The composition was a high-pressure gig for Handel. Composing a series of concerti grossi in the shadow of fellow Baroque composer, Corelli, was a hard act to follow - it's perhaps no accident that Handel's offering to the genre uses the same opus number as his predecessor, calling to mind the hugely successful concerto set from 1714.
After a disastrous 1737 season at Handel's opera company, the composer suffered a mental and physical breakdown. After retreating to Aachen, he made a full recovery, but the incident marked a change in style for the composer, where he all but abandoned Italian opera in favour of the oratorio.
Worried that audiences would not appreciate his new compositional style, Handel wrote these 12 concertos as a kind of Baroque support act, to be slotted in during performances of his oratorios to attract audiences.

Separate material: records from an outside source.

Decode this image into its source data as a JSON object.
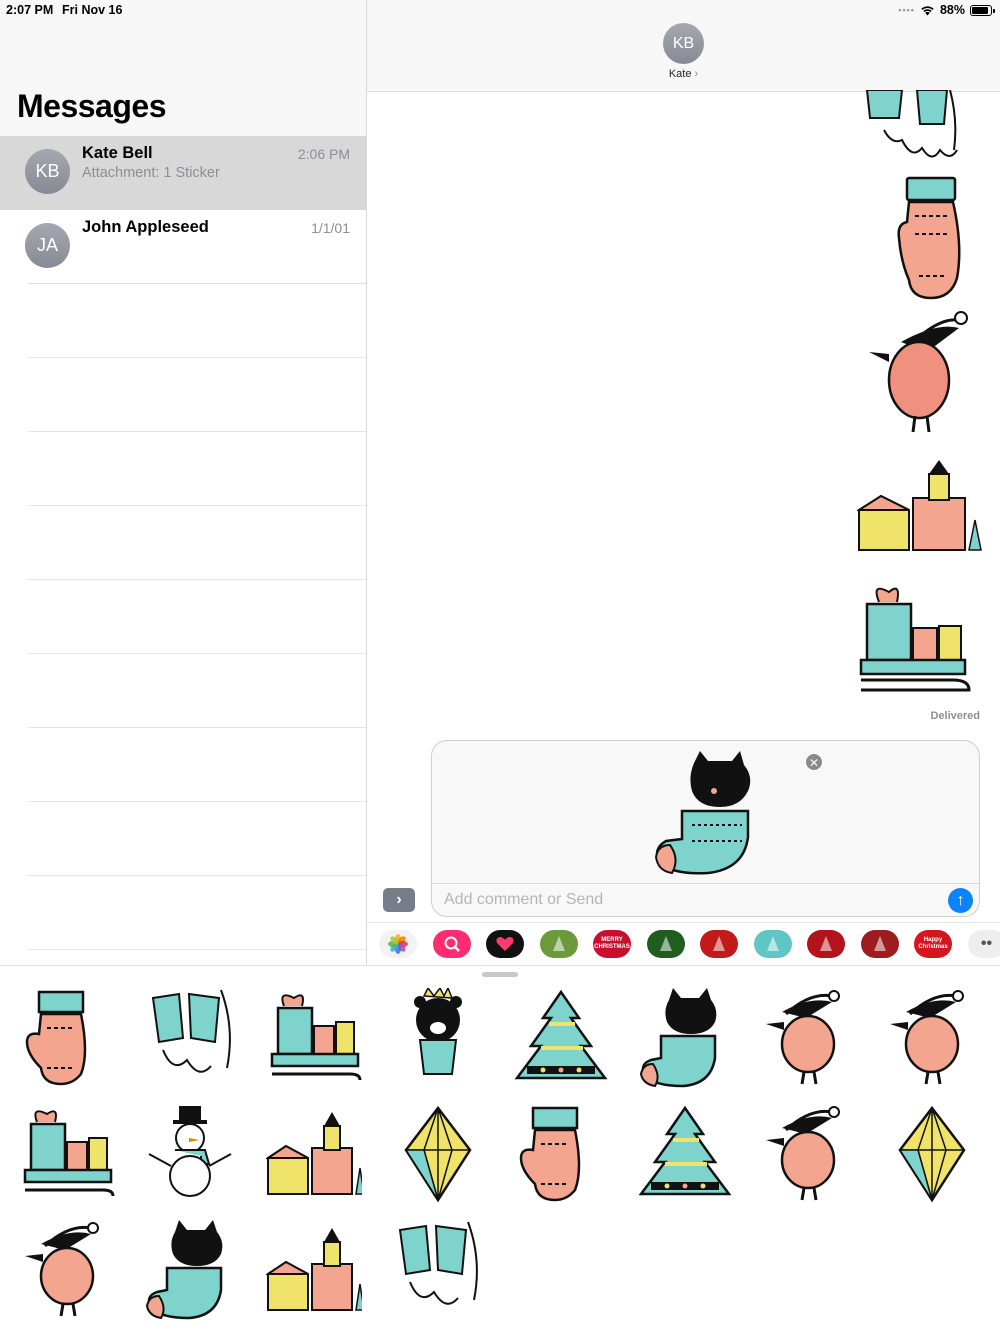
{
  "status_bar": {
    "time": "2:07 PM",
    "date": "Fri Nov 16",
    "battery": "88%",
    "wifi_icon": "wifi-icon",
    "battery_level": 0.88
  },
  "messages": {
    "title": "Messages",
    "conversations": [
      {
        "initials": "KB",
        "name": "Kate Bell",
        "preview": "Attachment: 1 Sticker",
        "date": "2:06 PM",
        "selected": true
      },
      {
        "initials": "JA",
        "name": "John Appleseed",
        "preview": "",
        "date": "1/1/01",
        "selected": false
      }
    ]
  },
  "chat": {
    "contact_initials": "KB",
    "contact_name": "Kate",
    "contact_chevron": "›",
    "sent_stickers": [
      "mittens-sticker",
      "mitten-sticker",
      "bird-sticker",
      "village-sticker",
      "sleigh-sticker"
    ],
    "delivered_label": "Delivered",
    "compose": {
      "sticker": "cat-stocking-sticker",
      "remove_symbol": "✕",
      "placeholder": "Add comment or Send",
      "send_symbol": "↑"
    },
    "expand_symbol": "›"
  },
  "app_strip": [
    {
      "icon": "photos-app-icon",
      "color": "#f2f2f2"
    },
    {
      "icon": "search-images-app-icon",
      "color": "#ff2d6f"
    },
    {
      "icon": "digital-touch-app-icon",
      "color": "#111111"
    },
    {
      "icon": "christmas-wreath-app-icon",
      "color": "#6a9a3a"
    },
    {
      "icon": "merry-christmas-app-icon",
      "color": "#c8102e",
      "label": "MERRY CHRISTMAS"
    },
    {
      "icon": "christmas-tree-app-icon",
      "color": "#1f5e1f"
    },
    {
      "icon": "red-tree-app-icon",
      "color": "#c21a1a"
    },
    {
      "icon": "santa-app-icon",
      "color": "#5ec6c4"
    },
    {
      "icon": "reindeer-app-icon",
      "color": "#b3131a"
    },
    {
      "icon": "ornament-app-icon",
      "color": "#9e1b20"
    },
    {
      "icon": "happy-christmas-app-icon",
      "color": "#d6161f",
      "label": "Happy Christmas"
    },
    {
      "icon": "more-apps-icon",
      "color": "#eeeeee"
    }
  ],
  "drawer_stickers": [
    "mitten-sticker",
    "mittens-sticker",
    "sleigh-sticker",
    "bear-sticker",
    "tree-sticker",
    "cat-stocking-sticker",
    "bird-sticker",
    "bird-sticker",
    "sleigh-sticker",
    "snowman-sticker",
    "village-sticker",
    "crystal-sticker",
    "mitten-sticker",
    "tree-sticker",
    "bird-sticker",
    "crystal-sticker",
    "bird-sticker",
    "cat-stocking-sticker",
    "village-sticker",
    "mittens-sticker"
  ]
}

Ten of the concertos were written as brand new works, with two of them being reworkings of organ concertos.